[Data about app and page elements]
—————

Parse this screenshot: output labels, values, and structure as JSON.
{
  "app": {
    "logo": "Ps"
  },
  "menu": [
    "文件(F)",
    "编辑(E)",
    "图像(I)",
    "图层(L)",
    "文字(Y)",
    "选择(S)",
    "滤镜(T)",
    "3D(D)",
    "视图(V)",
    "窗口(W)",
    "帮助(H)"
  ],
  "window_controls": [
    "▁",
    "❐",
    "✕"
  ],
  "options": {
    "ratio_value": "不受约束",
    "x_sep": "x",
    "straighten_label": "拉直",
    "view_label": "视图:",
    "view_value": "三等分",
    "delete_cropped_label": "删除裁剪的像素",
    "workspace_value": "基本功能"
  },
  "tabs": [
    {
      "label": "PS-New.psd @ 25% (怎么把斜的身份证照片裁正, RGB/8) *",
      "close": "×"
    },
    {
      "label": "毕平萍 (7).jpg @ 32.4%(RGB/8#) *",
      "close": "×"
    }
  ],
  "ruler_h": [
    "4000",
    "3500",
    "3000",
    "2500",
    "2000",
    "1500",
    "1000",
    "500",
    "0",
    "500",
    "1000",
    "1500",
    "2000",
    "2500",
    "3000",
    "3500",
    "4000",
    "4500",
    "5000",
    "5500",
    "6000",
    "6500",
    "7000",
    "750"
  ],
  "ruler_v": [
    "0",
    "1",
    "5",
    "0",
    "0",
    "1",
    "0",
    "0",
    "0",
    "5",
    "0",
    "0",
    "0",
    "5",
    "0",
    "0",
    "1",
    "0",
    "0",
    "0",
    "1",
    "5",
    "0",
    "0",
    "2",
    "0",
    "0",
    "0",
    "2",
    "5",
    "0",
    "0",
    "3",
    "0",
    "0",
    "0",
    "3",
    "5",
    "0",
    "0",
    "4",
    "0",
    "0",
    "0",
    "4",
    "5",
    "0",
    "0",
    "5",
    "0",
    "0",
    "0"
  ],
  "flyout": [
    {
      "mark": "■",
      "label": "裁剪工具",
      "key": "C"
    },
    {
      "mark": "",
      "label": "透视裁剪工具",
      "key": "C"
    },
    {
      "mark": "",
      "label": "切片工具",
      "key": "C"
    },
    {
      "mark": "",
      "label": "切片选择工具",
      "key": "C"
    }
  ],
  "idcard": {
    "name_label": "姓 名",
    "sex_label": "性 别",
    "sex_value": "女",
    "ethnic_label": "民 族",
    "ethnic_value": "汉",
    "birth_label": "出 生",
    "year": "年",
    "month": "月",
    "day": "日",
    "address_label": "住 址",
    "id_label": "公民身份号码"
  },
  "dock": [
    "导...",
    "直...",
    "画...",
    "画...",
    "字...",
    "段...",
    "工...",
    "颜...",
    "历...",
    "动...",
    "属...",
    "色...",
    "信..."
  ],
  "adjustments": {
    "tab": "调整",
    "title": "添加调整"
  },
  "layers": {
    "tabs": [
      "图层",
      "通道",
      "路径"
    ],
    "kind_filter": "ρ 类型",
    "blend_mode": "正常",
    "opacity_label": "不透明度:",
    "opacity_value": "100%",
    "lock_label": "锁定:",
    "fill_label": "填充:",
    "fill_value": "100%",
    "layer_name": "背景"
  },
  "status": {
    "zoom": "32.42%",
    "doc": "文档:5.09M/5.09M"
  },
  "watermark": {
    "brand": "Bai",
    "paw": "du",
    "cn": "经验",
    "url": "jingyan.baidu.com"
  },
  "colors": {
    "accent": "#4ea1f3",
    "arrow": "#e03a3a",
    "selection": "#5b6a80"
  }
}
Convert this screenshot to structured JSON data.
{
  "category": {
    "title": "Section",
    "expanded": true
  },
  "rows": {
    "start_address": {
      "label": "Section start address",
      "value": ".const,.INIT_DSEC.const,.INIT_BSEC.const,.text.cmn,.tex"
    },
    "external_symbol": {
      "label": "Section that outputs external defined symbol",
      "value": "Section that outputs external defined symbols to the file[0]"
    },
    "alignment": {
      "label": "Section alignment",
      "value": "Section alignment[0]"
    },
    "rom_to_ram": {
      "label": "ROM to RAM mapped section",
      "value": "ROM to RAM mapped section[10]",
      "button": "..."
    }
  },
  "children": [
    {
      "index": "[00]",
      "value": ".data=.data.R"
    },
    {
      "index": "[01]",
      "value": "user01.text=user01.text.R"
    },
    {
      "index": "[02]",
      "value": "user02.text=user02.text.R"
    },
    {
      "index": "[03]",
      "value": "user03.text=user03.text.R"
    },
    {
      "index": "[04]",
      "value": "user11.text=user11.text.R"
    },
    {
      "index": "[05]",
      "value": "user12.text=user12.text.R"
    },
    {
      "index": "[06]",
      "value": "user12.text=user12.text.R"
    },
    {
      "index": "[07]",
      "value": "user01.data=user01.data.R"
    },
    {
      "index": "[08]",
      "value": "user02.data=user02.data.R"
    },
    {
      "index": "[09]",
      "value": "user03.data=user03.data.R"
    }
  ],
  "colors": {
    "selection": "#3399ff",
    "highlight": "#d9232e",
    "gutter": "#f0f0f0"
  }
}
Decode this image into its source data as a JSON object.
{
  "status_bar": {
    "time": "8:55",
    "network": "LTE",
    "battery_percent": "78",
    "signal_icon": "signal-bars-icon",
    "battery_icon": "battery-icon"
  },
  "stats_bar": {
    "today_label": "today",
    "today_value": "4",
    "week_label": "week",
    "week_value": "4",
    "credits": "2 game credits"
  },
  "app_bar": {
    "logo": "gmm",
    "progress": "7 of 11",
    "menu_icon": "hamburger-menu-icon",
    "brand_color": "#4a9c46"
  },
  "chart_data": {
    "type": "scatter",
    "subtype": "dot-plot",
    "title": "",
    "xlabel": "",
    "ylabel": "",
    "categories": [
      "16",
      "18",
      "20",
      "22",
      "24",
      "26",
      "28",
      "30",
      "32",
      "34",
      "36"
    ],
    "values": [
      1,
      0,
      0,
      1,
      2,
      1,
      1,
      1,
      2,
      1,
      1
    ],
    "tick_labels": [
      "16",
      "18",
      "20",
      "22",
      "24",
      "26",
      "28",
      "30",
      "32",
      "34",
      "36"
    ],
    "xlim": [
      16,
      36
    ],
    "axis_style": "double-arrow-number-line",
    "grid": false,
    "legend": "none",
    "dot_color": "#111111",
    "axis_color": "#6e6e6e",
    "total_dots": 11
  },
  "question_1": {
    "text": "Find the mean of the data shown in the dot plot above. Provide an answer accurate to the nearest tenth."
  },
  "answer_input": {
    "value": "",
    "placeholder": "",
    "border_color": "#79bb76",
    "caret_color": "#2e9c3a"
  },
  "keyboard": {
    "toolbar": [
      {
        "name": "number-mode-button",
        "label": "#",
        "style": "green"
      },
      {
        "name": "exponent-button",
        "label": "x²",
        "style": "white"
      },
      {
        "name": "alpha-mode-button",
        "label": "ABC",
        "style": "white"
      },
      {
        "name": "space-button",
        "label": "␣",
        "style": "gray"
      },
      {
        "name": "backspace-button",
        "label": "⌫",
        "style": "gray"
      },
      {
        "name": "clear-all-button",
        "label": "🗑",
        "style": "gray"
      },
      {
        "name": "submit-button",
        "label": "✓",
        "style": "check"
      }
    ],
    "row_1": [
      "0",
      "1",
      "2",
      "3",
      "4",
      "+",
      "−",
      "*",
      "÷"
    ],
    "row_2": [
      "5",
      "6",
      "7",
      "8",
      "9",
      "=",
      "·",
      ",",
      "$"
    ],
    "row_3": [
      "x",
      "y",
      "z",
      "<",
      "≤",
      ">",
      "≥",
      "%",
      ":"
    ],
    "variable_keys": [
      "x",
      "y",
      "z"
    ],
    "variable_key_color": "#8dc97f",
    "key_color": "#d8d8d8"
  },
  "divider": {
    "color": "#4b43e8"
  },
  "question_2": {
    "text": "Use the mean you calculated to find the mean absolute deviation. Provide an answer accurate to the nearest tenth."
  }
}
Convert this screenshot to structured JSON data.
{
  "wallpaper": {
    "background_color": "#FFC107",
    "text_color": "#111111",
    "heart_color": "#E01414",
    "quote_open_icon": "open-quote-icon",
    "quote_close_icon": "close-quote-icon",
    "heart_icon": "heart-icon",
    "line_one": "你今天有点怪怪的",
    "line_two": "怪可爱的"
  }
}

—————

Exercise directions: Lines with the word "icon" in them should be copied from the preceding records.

Final answer:
    "signal_icon": "signal-bars-icon",
    "battery_icon": "battery-icon"
    "menu_icon": "hamburger-menu-icon",
    "quote_open_icon": "open-quote-icon",
    "quote_close_icon": "close-quote-icon",
    "heart_icon": "heart-icon",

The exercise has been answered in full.